- About this exercise
With the records below as input, work out how many lines include the word "heading". Give only the number.

- Data provided

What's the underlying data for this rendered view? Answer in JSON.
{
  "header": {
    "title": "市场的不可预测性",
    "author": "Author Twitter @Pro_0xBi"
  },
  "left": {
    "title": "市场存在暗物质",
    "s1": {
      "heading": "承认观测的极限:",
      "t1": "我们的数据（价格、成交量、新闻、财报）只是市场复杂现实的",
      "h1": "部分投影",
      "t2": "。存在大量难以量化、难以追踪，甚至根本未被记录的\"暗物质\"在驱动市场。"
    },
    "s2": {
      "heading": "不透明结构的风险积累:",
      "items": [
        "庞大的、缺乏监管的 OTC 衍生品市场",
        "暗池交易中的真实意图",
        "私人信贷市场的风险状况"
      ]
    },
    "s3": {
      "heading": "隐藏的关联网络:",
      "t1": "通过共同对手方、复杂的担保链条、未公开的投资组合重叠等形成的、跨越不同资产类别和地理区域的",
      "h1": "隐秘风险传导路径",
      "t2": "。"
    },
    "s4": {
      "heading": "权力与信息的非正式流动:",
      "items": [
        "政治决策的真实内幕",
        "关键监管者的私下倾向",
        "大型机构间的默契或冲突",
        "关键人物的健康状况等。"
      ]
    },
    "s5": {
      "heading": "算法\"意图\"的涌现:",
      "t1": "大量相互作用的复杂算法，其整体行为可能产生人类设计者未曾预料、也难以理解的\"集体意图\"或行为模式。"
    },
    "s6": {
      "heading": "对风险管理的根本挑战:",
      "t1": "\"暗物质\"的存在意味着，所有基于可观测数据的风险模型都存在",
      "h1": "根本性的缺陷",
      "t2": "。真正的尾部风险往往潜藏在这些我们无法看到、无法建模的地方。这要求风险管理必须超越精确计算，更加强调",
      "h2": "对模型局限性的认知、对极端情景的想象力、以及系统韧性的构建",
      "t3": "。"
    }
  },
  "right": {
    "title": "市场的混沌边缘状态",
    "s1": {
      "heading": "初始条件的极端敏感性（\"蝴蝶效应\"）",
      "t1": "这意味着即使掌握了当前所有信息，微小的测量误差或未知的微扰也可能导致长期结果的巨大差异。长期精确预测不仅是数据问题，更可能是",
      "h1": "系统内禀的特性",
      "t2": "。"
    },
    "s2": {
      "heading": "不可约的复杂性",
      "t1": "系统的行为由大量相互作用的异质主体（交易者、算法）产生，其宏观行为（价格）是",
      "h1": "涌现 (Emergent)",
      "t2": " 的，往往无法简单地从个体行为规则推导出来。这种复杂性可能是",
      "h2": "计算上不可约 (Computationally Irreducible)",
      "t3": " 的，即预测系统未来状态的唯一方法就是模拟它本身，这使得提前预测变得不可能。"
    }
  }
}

- Finished task
8